For this to occur, at least one of the following conditions must be present:
- The property owner knew there was a dangerous condition on the premises and did nothing to correct the issue.
- The property owner should have known of the existence of the dangerous condition and should have taken appropriate steps to correct it and prevent injuries, according to the standards of a “reasonable person.”
- The property owner created and was directly responsible for the dangerous condition that ultimately caused the accident and injuries.
In most situations, determining whether or not the property owner was liable comes down to common sense. Insurance claims adjusters will consider whether the property owner took appropriate steps to keep their property safe, including whether there had been regular efforts made to keep the building clean, safe and up to code.

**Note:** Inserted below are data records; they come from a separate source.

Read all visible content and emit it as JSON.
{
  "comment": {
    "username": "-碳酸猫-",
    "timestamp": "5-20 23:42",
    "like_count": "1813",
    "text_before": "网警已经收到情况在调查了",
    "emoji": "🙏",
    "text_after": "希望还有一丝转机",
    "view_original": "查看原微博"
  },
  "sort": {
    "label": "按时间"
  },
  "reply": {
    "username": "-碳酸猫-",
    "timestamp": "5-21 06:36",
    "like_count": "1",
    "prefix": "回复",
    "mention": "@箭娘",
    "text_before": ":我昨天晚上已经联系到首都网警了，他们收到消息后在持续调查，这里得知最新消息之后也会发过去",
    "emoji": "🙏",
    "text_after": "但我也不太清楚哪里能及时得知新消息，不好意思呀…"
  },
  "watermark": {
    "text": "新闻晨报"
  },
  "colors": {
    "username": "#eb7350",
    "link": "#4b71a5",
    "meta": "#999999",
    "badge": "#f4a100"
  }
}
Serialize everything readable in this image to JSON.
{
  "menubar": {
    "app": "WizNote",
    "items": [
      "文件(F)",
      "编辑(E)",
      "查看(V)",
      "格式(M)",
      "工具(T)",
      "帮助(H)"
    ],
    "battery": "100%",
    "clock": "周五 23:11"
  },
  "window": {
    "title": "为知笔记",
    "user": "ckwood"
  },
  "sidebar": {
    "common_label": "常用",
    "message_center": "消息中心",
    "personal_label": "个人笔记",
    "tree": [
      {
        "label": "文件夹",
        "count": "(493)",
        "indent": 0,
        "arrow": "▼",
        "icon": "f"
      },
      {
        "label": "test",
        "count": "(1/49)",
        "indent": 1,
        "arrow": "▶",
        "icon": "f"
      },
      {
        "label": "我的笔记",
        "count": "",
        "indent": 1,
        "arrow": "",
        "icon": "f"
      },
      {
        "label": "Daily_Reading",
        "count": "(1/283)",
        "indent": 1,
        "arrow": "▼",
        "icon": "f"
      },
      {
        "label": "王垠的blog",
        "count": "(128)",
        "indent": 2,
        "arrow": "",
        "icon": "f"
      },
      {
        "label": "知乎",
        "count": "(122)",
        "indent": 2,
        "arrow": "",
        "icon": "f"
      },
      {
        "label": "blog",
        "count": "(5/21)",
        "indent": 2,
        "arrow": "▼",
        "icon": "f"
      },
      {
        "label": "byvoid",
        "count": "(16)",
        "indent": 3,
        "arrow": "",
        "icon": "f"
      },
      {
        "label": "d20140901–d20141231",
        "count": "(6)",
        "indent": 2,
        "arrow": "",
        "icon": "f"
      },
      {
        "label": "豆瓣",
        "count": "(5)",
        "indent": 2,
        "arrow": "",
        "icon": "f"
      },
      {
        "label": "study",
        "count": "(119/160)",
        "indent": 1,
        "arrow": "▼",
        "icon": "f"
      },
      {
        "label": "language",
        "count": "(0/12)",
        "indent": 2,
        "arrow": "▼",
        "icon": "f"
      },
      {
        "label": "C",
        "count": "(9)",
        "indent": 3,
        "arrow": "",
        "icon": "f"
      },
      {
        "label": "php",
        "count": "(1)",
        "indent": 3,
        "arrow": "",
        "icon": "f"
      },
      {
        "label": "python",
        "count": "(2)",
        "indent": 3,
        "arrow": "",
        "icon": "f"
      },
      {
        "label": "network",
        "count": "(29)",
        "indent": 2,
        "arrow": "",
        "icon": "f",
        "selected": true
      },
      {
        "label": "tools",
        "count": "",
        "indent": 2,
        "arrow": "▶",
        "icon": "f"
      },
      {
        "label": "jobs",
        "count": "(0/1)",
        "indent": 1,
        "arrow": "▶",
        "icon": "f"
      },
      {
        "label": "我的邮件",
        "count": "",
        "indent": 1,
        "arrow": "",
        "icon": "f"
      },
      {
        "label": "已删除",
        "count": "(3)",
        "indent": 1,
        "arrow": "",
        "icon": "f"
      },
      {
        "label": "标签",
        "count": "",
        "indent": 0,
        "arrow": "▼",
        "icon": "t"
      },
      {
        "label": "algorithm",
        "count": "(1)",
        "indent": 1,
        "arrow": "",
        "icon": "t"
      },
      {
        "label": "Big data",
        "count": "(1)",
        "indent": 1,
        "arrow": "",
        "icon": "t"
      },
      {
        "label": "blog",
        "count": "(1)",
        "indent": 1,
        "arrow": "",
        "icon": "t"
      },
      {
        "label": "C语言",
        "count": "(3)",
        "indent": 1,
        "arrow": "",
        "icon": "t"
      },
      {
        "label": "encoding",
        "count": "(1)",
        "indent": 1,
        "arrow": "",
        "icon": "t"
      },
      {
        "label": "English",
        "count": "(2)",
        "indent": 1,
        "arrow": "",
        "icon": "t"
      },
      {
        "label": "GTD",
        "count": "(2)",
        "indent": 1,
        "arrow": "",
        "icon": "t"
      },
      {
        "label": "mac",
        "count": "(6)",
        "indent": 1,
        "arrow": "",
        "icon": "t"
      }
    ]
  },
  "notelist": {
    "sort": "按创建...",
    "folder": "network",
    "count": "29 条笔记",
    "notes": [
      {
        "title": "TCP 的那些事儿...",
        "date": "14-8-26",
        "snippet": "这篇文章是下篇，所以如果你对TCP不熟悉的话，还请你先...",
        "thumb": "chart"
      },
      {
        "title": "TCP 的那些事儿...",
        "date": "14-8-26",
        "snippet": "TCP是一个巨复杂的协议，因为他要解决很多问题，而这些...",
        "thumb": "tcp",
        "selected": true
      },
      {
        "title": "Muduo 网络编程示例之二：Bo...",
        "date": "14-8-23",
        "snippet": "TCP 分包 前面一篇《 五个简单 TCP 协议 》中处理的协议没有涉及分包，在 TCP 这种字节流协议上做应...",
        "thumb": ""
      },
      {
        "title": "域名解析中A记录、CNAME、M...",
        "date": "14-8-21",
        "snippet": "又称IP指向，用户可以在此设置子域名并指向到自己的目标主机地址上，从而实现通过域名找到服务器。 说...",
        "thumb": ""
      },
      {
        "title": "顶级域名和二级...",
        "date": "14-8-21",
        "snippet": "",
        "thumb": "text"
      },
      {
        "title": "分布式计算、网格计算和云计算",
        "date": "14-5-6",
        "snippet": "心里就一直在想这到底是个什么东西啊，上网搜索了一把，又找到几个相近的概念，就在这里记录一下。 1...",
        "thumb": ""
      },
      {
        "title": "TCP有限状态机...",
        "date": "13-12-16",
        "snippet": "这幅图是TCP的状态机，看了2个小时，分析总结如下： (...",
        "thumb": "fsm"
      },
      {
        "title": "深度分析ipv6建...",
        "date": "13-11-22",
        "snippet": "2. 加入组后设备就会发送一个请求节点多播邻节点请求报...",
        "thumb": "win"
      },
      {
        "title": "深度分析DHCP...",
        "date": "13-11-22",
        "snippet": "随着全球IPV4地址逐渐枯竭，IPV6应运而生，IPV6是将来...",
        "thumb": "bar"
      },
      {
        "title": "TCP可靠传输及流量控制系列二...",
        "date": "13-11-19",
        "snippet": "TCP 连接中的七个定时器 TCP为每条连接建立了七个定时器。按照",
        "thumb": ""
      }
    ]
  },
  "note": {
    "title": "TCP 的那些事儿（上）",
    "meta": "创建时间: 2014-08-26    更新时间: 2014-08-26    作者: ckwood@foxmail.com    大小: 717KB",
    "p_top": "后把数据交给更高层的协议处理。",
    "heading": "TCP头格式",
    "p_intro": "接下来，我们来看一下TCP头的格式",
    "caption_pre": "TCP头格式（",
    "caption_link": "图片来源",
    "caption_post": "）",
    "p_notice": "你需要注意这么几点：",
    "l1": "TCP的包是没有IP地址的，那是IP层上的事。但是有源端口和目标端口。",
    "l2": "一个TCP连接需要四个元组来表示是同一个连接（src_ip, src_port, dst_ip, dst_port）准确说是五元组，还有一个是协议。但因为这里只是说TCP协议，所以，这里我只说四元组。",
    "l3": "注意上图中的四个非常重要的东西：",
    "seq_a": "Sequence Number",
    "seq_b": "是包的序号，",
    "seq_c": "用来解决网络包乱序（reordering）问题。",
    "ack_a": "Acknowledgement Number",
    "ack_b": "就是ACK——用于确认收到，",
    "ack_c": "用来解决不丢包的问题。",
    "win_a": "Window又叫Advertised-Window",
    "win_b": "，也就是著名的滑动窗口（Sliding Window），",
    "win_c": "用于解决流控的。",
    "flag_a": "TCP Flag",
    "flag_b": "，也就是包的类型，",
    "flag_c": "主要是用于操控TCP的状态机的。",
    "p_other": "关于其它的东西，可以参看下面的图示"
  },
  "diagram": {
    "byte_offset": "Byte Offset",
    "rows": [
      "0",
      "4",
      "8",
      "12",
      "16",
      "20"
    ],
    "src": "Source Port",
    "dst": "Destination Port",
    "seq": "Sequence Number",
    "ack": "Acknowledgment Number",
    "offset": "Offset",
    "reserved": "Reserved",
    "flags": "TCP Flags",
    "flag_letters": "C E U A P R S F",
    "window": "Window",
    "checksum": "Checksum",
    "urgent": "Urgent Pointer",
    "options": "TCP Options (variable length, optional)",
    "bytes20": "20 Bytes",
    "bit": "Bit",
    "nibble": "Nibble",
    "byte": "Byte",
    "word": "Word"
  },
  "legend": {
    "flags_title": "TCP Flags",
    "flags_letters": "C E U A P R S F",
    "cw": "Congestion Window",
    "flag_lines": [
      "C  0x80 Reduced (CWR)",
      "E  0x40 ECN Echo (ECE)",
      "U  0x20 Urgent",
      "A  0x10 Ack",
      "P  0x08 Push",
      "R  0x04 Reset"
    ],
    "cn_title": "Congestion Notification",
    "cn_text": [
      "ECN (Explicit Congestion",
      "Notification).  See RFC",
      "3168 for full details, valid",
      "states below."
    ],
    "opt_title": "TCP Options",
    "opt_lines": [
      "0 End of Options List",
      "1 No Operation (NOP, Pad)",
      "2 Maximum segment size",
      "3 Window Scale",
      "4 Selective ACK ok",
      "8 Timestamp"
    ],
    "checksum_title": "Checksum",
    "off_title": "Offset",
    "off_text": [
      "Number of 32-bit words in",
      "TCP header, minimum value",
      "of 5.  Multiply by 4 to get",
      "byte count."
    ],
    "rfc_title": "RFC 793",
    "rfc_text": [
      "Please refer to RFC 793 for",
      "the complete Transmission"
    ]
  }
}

Other factors that might play a role into determining liability could include:
- Were you, as the victim, at all careless in your actions, or did you contribute to the accident in any way?
- Did the owner take appropriate efforts to remedy the situation before the lawsuit was filed?
- How long did the dangerous condition in question exist, and was there a proper amount of time for the owner to become aware of it and resolve it?
All of these questions are likely to be analyzed by the property owner’s insurance company — or by a judge or jury if you need to take legal action to recover the compensation you believe is owed to you.
For further guidance on what to do after a slip and fall accident in Tennessee, speak with an experienced Clarksville premises liability attorney at Bateman & Bateman, PC.